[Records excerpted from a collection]
=====

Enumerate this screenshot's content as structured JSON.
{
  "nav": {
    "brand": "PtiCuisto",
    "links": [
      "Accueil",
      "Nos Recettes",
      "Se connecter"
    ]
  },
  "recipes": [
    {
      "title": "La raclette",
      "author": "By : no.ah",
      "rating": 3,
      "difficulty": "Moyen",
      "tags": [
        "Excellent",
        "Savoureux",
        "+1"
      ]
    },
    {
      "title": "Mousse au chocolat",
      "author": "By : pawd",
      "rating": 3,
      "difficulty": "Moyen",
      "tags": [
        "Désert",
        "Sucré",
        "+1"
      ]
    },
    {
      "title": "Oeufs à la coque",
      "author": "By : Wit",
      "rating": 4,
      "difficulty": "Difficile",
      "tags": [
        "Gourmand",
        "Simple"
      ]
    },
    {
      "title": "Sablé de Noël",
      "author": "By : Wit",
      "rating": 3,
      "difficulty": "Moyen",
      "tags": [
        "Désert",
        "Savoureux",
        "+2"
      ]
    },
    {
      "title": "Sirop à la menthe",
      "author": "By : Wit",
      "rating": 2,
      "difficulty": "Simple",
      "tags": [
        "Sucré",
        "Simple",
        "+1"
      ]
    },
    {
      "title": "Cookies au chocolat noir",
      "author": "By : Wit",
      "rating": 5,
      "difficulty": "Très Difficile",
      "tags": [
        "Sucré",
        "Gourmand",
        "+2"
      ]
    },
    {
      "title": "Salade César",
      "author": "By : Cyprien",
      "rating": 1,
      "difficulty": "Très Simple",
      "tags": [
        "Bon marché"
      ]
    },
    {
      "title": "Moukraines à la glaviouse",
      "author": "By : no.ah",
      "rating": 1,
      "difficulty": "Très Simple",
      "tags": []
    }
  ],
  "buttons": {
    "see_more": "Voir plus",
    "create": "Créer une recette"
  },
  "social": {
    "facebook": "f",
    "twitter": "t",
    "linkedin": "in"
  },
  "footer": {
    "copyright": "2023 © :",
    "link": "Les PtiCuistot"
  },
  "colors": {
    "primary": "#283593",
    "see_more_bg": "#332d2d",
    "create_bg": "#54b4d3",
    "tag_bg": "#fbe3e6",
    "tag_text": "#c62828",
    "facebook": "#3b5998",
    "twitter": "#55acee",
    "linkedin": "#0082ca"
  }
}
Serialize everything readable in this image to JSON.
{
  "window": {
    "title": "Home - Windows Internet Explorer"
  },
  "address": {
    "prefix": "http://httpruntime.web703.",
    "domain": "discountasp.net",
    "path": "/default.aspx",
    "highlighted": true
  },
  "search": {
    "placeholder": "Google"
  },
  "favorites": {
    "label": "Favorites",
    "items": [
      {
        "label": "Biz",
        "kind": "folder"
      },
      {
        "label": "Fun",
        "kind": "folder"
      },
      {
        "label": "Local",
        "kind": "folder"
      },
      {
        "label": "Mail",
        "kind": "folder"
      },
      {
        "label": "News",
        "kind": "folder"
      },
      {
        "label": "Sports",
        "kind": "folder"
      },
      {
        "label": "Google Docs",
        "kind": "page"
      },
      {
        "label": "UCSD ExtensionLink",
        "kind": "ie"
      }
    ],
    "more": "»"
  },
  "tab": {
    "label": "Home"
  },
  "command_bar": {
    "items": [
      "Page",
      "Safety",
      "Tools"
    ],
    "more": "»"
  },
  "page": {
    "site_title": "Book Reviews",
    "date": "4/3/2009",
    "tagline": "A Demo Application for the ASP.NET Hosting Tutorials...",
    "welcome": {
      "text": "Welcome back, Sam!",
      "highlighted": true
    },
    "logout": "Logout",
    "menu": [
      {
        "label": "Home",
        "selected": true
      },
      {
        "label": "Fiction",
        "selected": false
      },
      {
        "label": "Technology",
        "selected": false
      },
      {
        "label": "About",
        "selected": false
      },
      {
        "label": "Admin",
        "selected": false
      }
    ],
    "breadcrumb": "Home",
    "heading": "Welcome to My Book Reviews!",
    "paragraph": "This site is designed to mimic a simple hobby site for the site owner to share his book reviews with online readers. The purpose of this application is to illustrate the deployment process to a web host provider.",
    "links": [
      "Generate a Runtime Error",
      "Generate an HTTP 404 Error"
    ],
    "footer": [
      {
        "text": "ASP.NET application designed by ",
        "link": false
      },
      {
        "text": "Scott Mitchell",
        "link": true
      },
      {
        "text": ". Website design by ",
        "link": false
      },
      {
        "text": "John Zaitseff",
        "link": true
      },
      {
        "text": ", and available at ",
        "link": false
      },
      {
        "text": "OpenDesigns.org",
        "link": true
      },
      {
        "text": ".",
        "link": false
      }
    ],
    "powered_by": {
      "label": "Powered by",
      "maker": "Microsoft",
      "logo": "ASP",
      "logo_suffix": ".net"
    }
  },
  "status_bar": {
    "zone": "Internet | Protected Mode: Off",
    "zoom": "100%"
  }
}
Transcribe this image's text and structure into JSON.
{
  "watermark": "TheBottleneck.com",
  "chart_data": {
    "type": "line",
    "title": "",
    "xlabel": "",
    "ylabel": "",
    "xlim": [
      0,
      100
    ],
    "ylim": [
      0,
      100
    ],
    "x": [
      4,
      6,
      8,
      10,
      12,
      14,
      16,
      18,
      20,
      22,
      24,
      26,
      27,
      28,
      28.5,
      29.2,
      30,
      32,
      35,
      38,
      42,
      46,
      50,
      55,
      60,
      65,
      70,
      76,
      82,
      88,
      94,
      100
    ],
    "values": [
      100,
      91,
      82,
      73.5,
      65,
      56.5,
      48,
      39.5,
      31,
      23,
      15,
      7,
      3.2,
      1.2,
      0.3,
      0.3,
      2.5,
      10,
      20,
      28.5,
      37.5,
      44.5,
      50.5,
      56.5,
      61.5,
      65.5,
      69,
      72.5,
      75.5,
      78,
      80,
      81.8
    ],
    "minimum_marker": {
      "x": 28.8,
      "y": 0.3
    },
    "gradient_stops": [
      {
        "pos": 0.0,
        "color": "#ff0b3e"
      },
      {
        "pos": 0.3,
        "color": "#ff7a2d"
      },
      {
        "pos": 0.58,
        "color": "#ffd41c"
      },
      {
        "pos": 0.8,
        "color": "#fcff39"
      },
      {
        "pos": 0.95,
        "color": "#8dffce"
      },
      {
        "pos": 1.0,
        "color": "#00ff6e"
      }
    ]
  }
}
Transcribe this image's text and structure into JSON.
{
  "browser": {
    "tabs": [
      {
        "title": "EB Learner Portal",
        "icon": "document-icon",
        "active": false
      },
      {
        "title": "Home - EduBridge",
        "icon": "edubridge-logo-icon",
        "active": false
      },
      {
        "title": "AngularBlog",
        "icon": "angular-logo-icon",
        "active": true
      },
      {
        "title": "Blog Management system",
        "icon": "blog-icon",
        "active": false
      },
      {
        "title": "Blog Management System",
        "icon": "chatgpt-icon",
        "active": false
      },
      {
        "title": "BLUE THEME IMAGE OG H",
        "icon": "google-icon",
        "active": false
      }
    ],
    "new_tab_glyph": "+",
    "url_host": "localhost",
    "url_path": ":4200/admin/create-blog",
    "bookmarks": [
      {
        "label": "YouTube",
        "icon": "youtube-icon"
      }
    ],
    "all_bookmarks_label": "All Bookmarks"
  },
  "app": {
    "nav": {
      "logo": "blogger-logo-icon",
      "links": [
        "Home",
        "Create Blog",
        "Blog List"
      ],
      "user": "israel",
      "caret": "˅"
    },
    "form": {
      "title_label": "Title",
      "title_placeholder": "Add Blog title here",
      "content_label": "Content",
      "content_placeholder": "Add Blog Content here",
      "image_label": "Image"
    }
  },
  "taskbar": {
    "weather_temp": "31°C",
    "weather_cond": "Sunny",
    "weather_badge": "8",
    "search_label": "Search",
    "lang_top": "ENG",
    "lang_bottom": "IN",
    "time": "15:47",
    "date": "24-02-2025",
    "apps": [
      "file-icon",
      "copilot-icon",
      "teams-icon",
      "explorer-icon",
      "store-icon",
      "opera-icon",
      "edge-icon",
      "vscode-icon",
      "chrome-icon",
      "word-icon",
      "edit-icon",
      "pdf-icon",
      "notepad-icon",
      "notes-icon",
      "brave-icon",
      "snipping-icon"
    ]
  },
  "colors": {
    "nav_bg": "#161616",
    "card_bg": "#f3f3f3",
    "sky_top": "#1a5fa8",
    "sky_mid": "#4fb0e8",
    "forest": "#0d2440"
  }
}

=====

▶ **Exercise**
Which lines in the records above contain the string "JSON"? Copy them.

▶ **Finished task**
Enumerate this screenshot's content as structured JSON.
Serialize everything readable in this image to JSON.
Transcribe this image's text and structure into JSON.
Transcribe this image's text and structure into JSON.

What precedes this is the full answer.